*** Data supplied

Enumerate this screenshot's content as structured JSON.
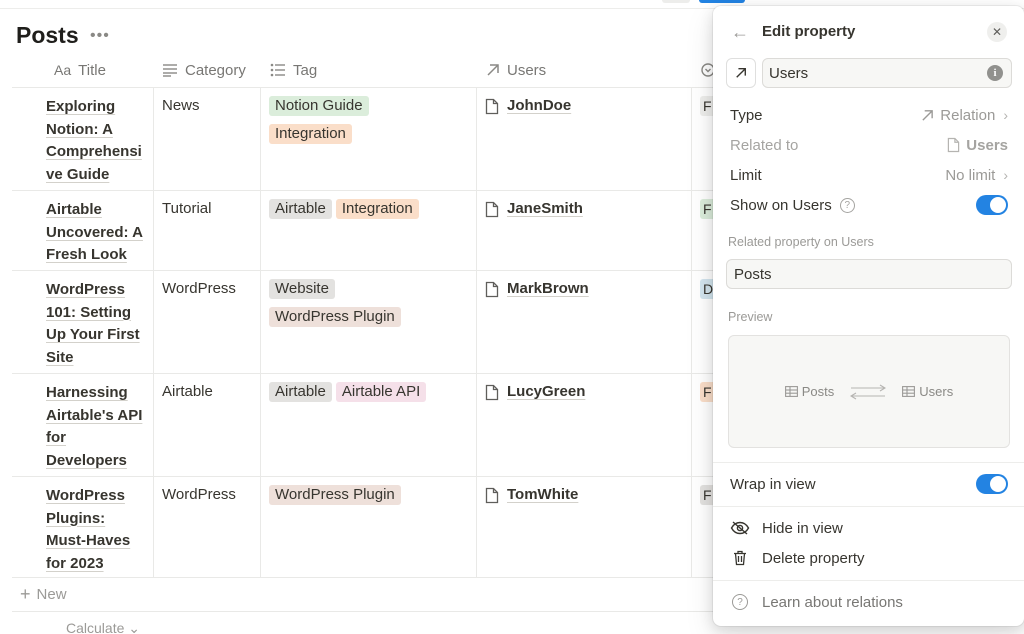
{
  "database": {
    "title": "Posts",
    "more_label": "•••",
    "columns": [
      {
        "label": "Title",
        "prefix": "Aa"
      },
      {
        "label": "Category"
      },
      {
        "label": "Tag"
      },
      {
        "label": "Users"
      }
    ],
    "rows": [
      {
        "title": "Exploring Notion: A Comprehensive Guide",
        "title_lines": [
          "Exploring",
          "Notion: A",
          "Comprehensi",
          "ve Guide"
        ],
        "category": "News",
        "tags": [
          "Notion Guide",
          "Integration"
        ],
        "user": "JohnDoe",
        "stub": "F"
      },
      {
        "title": "Airtable Uncovered: A Fresh Look",
        "title_lines": [
          "Airtable",
          "Uncovered: A",
          "Fresh Look"
        ],
        "category": "Tutorial",
        "tags": [
          "Airtable",
          "Integration"
        ],
        "user": "JaneSmith",
        "stub": "F"
      },
      {
        "title": "WordPress 101: Setting Up Your First Site",
        "title_lines": [
          "WordPress",
          "101: Setting",
          "Up Your First",
          "Site"
        ],
        "category": "WordPress",
        "tags": [
          "Website",
          "WordPress Plugin"
        ],
        "user": "MarkBrown",
        "stub": "D"
      },
      {
        "title": "Harnessing Airtable's API for Developers",
        "title_lines": [
          "Harnessing",
          "Airtable's API",
          "for",
          "Developers"
        ],
        "category": "Airtable",
        "tags": [
          "Airtable",
          "Airtable API"
        ],
        "user": "LucyGreen",
        "stub": "F"
      },
      {
        "title": "WordPress Plugins: Must-Haves for 2023",
        "title_lines": [
          "WordPress",
          "Plugins:",
          "Must-Haves",
          "for 2023"
        ],
        "category": "WordPress",
        "tags": [
          "WordPress Plugin"
        ],
        "user": "TomWhite",
        "stub": "F"
      }
    ],
    "new_label": "New",
    "calculate_label": "Calculate"
  },
  "tag_colors": {
    "Notion Guide": "#dbeddb",
    "Integration": "#fadec9",
    "Airtable": "#e3e2e0",
    "Website": "#e3e2e0",
    "WordPress Plugin": "#eee0da",
    "Airtable API": "#f5e0e9"
  },
  "panel": {
    "title": "Edit property",
    "property_name": "Users",
    "type_label": "Type",
    "type_value": "Relation",
    "related_to_label": "Related to",
    "related_to_value": "Users",
    "limit_label": "Limit",
    "limit_value": "No limit",
    "show_on_label": "Show on Users",
    "show_on_enabled": true,
    "related_property_label": "Related property on Users",
    "related_property_value": "Posts",
    "preview_label": "Preview",
    "preview_left": "Posts",
    "preview_right": "Users",
    "wrap_label": "Wrap in view",
    "wrap_enabled": true,
    "hide_label": "Hide in view",
    "delete_label": "Delete property",
    "learn_label": "Learn about relations"
  },
  "colors": {
    "accent": "#2383e2",
    "text": "#37352f",
    "muted": "#9b9a97"
  }
}
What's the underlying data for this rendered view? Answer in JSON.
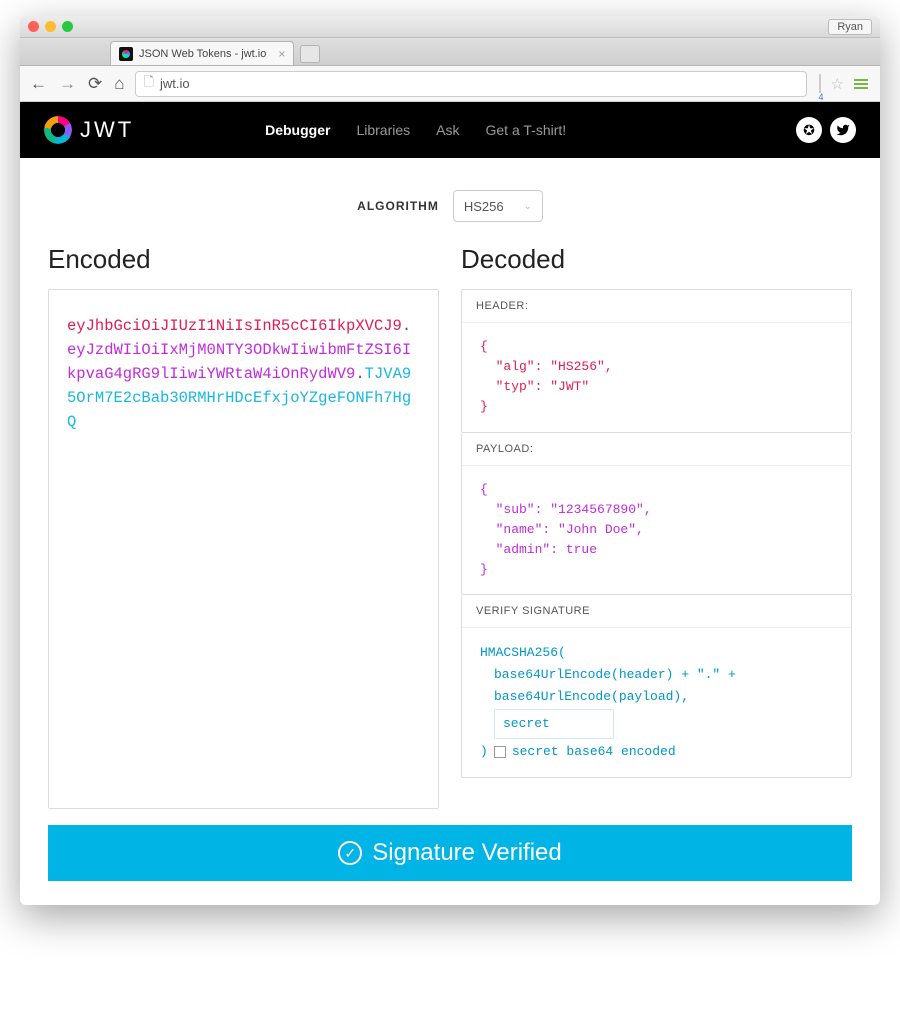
{
  "titlebar": {
    "user": "Ryan"
  },
  "tab": {
    "title": "JSON Web Tokens - jwt.io"
  },
  "omnibox": {
    "url": "jwt.io",
    "sub": "4"
  },
  "nav": {
    "debugger": "Debugger",
    "libraries": "Libraries",
    "ask": "Ask",
    "tshirt": "Get a T-shirt!"
  },
  "logo_text": "JWT",
  "algorithm": {
    "label": "ALGORITHM",
    "value": "HS256"
  },
  "headings": {
    "encoded": "Encoded",
    "decoded": "Decoded"
  },
  "encoded": {
    "header": "eyJhbGciOiJIUzI1NiIsInR5cCI6IkpXVCJ9",
    "payload": "eyJzdWIiOiIxMjM0NTY3ODkwIiwibmFtZSI6IkpvaG4gRG9lIiwiYWRtaW4iOnRydWV9",
    "signature": "TJVA95OrM7E2cBab30RMHrHDcEfxjoYZgeFONFh7HgQ"
  },
  "sections": {
    "header": "HEADER:",
    "payload": "PAYLOAD:",
    "verify": "VERIFY SIGNATURE"
  },
  "header_json": "{\n  \"alg\": \"HS256\",\n  \"typ\": \"JWT\"\n}",
  "payload_json": "{\n  \"sub\": \"1234567890\",\n  \"name\": \"John Doe\",\n  \"admin\": true\n}",
  "signature_block": {
    "l1": "HMACSHA256(",
    "l2": "base64UrlEncode(header) + \".\" +",
    "l3": "base64UrlEncode(payload),",
    "secret": "secret",
    "l5": ")",
    "cb_label": "secret base64 encoded"
  },
  "verify_bar": "Signature Verified"
}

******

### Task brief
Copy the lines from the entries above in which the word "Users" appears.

### Task response
        "label": "Users"
    "property_name": "Users",
    "related_to_value": "Users",
    "show_on_label": "Show on Users",
    "related_property_label": "Related property on Users",
    "preview_right": "Users",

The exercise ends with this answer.